6. Take inventory.
It is critical to know exactly what systems and areas are at risk of potential damage and where they are located. In the event of extensive damages, being able to identify where pieces of equipment are, and the state they were in, is valuable documentation that can be essential during the recovery process. Make a video of your community, its assets (equipment, artwork, furnishings, etc.) and common areas while everything is in working order. Make sure the footage is time- and date-stamped. Another option is to hire a professional engineer to conduct a formal life expectancy analysis of all equipment and systems. This information will be invaluable during the insurance claims process.
7. Go electronic with finances.
Your community management company should offer you the ability to pay expenses electronically. This is helpful if signatories are displaced after the hurricane and service providers need to be paid for emergency services.
8. Secure the community to minimize damage.
Prioritize your efforts in minimizing damage to common areas of the property that are frequently used by residents. This is key to preparing for a tropical storm or hurricane. These areas can become a place of refuge for staff or a designated safe area if residents must evacuate their units for their own safety. Take measures to properly cover glass windows, barricade entrances with sandbags, and have flashlights available in these spaces. Speak to your management company for further measures to ensure safe refuge. Securing these areas with proper supplies and equipment can minimize damage to the overall property.
9. Establish your relationships. 
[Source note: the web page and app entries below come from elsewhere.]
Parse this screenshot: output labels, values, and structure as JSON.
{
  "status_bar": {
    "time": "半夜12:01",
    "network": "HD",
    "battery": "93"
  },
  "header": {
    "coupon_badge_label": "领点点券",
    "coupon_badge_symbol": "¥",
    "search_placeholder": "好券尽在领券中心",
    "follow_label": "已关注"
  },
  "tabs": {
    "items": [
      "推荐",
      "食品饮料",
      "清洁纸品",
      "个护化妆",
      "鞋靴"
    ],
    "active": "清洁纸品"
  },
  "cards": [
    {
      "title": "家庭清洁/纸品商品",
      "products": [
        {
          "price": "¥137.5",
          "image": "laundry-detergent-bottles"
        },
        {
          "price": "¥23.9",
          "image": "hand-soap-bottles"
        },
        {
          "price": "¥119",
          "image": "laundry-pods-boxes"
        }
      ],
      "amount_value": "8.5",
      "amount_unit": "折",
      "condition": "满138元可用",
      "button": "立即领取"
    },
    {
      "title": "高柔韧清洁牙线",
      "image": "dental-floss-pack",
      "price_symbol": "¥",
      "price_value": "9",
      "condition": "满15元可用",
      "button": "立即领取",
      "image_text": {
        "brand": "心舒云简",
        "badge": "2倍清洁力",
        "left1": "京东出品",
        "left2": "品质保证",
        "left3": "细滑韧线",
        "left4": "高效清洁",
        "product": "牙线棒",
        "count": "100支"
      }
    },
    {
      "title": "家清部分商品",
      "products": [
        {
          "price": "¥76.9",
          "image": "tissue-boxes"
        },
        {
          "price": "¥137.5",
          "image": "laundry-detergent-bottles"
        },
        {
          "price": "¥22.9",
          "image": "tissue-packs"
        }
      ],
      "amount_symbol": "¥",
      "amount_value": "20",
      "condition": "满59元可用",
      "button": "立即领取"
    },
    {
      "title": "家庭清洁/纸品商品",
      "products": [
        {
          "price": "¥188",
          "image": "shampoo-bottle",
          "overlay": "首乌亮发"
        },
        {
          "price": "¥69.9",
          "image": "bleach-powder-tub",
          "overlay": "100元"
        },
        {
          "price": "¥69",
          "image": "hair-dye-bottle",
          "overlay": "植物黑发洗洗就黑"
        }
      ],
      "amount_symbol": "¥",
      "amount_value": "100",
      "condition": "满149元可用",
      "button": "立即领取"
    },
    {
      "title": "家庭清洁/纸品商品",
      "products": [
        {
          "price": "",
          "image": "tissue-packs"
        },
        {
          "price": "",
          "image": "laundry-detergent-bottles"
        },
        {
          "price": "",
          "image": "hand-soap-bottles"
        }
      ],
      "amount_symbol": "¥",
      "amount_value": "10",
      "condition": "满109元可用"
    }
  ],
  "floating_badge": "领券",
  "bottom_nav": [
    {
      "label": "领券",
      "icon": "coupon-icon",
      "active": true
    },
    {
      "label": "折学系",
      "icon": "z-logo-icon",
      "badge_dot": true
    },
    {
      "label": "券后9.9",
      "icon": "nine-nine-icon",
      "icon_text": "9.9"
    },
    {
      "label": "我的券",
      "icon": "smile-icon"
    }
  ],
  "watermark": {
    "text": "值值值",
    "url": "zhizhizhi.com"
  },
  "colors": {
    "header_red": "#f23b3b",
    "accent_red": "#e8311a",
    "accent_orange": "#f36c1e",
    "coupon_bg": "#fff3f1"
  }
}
A storm crisis is the wrong time to first engage with a remediation company or public adjuster. A remediation company can help with securing the property post-storm, so it’s wise to arrange for this possibility now rather than during the post-hurricane confusion. Establish a relationship with a public adjuster that is reputable and qualified. The South Carolina Department of Insurance website lists public adjusters who are licensed to work in the state. Non-qualified operations prey on desperate clients after storms. Engaging with a good adjuster now will save you headaches – and most likely money – later.
10. Prepare your facilities.
Make sure any landscaping debris is removed, all building materials and equipment are properly secured, dumpsters are emptied and generators are in working order once a storm is on its way. Store or secure outdoor furniture and prepare your pool and spa. Shutting down major building systems such as HVAC systems and elevators is recommended for the duration of serious wind events.
While you can’t control hurricane season, you can minimize its impact on you and your community by ensuring that your association and property are prepared. When you partner with a good management company, all of these steps happen seamlessly. To feel confident that your property and your community is well prepared this season, contact FirstService Residential, South Carolina’s leading property management company.
Wednesday July 27, 2016